This all sounds awfully absurd, but it’s the reality that we live in. People who don’t believe in God can’t run for office in many states in our supposed secular country. My son and I couldn’t participate in Boy Scouts if we wanted to. Creationism, which is not a scientific study, is being pushed by fundamentalists to be taught in our schools alongside the science of evolution. Children grow up with fears of burning in hell as their parents teach them the most offensive doctrine man could ever come up with. People are losing friends and family every day as they struggle to “come out” as nonbelievers.
Frustration like this is why we organize and speak up. I cherish the relationships I have with people no matter their beliefs, but I have a problem when a mere dismissal of someone’s belief is grounds for inequality. I think in some ways we’ve come a long way in this area in the US, but we still have a long way to go. I’ve dedicated this blog to doing my part to help remove the stigma from atheism since many of us are just regular people. We have varying degrees of morality, varying political affiliations, etc. We simply don’t believe in things that lack evidence, and all we ask for is equality and human rights.

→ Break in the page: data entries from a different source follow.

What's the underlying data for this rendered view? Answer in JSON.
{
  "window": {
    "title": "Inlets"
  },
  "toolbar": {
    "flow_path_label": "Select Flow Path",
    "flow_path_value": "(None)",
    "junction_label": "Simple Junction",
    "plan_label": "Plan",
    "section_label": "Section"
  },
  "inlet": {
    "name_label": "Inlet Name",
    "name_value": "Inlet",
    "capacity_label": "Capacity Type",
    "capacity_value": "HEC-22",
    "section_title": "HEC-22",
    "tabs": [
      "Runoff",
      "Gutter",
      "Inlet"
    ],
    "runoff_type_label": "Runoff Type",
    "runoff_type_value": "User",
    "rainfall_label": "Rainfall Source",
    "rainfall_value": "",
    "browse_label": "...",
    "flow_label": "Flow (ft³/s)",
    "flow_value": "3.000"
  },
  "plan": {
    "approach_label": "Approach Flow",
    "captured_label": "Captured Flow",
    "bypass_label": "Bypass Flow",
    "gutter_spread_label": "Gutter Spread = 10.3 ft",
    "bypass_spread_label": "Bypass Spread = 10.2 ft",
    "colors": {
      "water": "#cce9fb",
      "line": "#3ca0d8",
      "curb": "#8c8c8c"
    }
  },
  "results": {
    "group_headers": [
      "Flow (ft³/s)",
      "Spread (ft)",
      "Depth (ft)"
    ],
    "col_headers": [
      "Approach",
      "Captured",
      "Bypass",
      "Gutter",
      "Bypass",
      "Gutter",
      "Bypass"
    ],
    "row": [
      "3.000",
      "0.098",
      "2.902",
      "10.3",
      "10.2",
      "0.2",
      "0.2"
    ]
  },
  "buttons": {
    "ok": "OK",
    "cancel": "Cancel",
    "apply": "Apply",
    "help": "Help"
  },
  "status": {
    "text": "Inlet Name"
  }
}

NOTE: This post is part of a series of posts that were introduced in this blog. The idea is to offer short summaries of responses to some of the more typical questions that come up when someone finds out that I’m a non-believer. These are not intended for scholarly debate, but rather to offer responses in an attempt to help people understand those of us who choose a “godless” life.